Exercise instructions -> Which lines in the records below contain the word "title"? Copy each of them.

Input for this task ->

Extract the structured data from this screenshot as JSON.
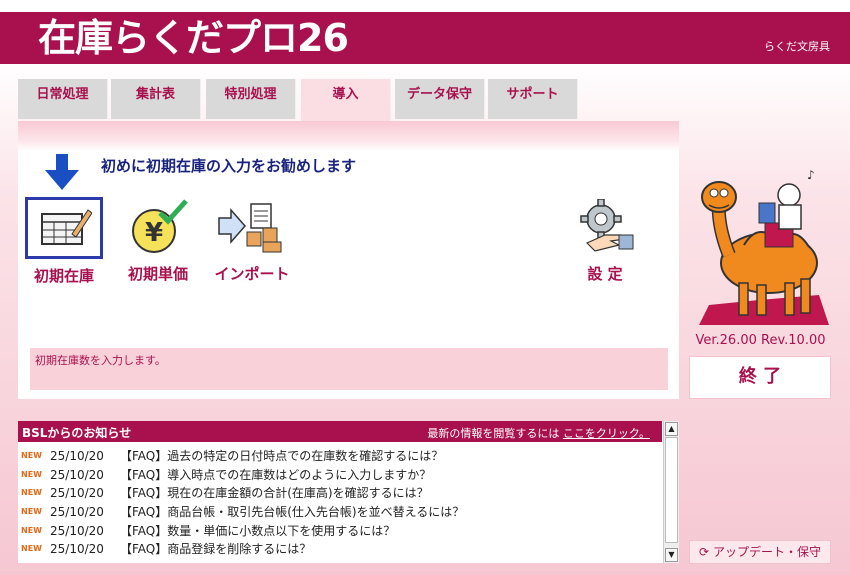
{
  "app": {
    "title": "在庫らくだプロ26",
    "company": "らくだ文房具"
  },
  "tabs": [
    {
      "label": "日常処理"
    },
    {
      "label": "集計表"
    },
    {
      "label": "特別処理"
    },
    {
      "label": "導入",
      "active": true
    },
    {
      "label": "データ保守"
    },
    {
      "label": "サポート"
    }
  ],
  "guide": {
    "text": "初めに初期在庫の入力をお勧めします"
  },
  "functions": [
    {
      "label": "初期在庫",
      "icon": "ledger-pen-icon",
      "selected": true
    },
    {
      "label": "初期単価",
      "icon": "yen-coin-check-icon"
    },
    {
      "label": "インポート",
      "icon": "import-boxes-icon"
    },
    {
      "label": "設 定",
      "icon": "gear-hand-icon"
    }
  ],
  "description": "初期在庫数を入力します。",
  "version": "Ver.26.00 Rev.10.00",
  "exit_label": "終 了",
  "news": {
    "title": "BSLからのお知らせ",
    "link_prefix": "最新の情報を閲覧するには ",
    "link_text": "ここをクリック。",
    "items": [
      {
        "badge": "NEW",
        "date": "25/10/20",
        "title": "【FAQ】過去の特定の日付時点での在庫数を確認するには？"
      },
      {
        "badge": "NEW",
        "date": "25/10/20",
        "title": "【FAQ】導入時点での在庫数はどのように入力しますか？"
      },
      {
        "badge": "NEW",
        "date": "25/10/20",
        "title": "【FAQ】現在の在庫金額の合計(在庫高)を確認するには？"
      },
      {
        "badge": "NEW",
        "date": "25/10/20",
        "title": "【FAQ】商品台帳・取引先台帳(仕入先台帳)を並べ替えるには？"
      },
      {
        "badge": "NEW",
        "date": "25/10/20",
        "title": "【FAQ】数量・単価に小数点以下を使用するには？"
      },
      {
        "badge": "NEW",
        "date": "25/10/20",
        "title": "【FAQ】商品登録を削除するには？"
      }
    ]
  },
  "update_label": "アップデート・保守",
  "colors": {
    "brand": "#a8114e",
    "tab_inactive": "#d9d9d9",
    "accent_blue": "#1a4fc4"
  }
}
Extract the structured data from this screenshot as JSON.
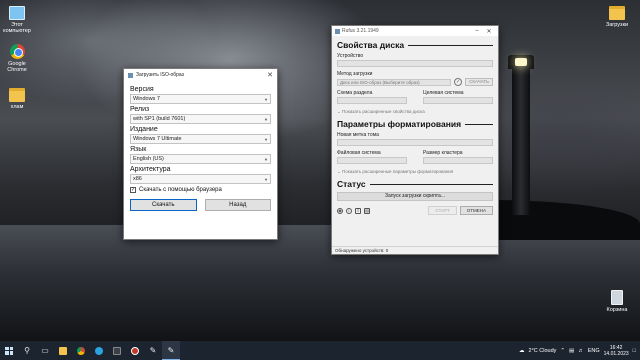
{
  "desktop": {
    "icons": [
      {
        "label": "Этот компьютер",
        "icon": "computer-icon"
      },
      {
        "label": "Google Chrome",
        "icon": "chrome-icon"
      },
      {
        "label": "хлам",
        "icon": "folder-icon"
      },
      {
        "label": "Загрузки",
        "icon": "downloads-folder-icon"
      },
      {
        "label": "Корзина",
        "icon": "recycle-bin-icon"
      }
    ]
  },
  "rufus": {
    "title": "Rufus 3.21.1949",
    "drive_section": "Свойства диска",
    "device_label": "Устройство",
    "device_value": "",
    "boot_label": "Метод загрузки",
    "boot_value": "Диск или ISO-образ (Выберите образ)",
    "select_button": "СКАЧАТЬ",
    "partition_label": "Схема раздела",
    "target_label": "Целевая система",
    "advanced_drive": "Показать расширенные свойства диска",
    "format_section": "Параметры форматирования",
    "volume_label": "Новая метка тома",
    "fs_label": "Файловая система",
    "cluster_label": "Размер кластера",
    "advanced_format": "Показать расширенные параметры форматирования",
    "status_section": "Статус",
    "status_text": "Запуск загрузки скрипта...",
    "start_button": "СТАРТ",
    "cancel_button": "ОТМЕНА",
    "footer": "Обнаружено устройств: 0"
  },
  "iso_dialog": {
    "title": "Загрузить ISO-образ",
    "version_label": "Версия",
    "version_value": "Windows 7",
    "release_label": "Релиз",
    "release_value": "with SP1 (build 7601)",
    "edition_label": "Издание",
    "edition_value": "Windows 7 Ultimate",
    "language_label": "Язык",
    "language_value": "English (US)",
    "arch_label": "Архитектура",
    "arch_value": "x86",
    "browser_checkbox": "Скачать с помощью браузера",
    "browser_checked": true,
    "download_button": "Скачать",
    "back_button": "Назад"
  },
  "taskbar": {
    "weather": "2°C Cloudy",
    "language": "ENG",
    "time": "16:42",
    "date": "14.01.2023"
  }
}
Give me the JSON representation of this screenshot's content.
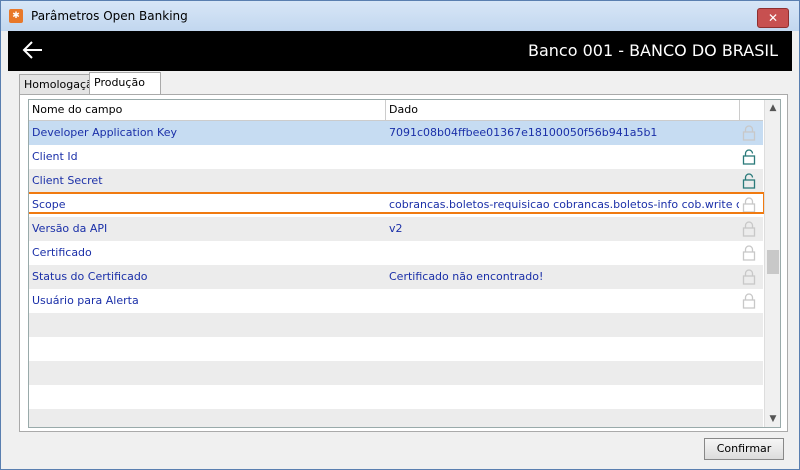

Answer for the task ->
    "title": "在庫らくだプロ26",
    "title": "BSLからのお知らせ",
        "title": "【FAQ】過去の特定の日付時点での在庫数を確認するには？"
        "title": "【FAQ】導入時点での在庫数はどのように入力しますか？"
        "title": "【FAQ】現在の在庫金額の合計(在庫高)を確認するには？"
        "title": "【FAQ】商品台帳・取引先台帳(仕入先台帳)を並べ替えるには？"
        "title": "【FAQ】数量・単価に小数点以下を使用するには？"
        "title": "【FAQ】商品登録を削除するには？"
    "title": "Rufus 3.21.1949",
    "title": "Загрузить ISO-образ",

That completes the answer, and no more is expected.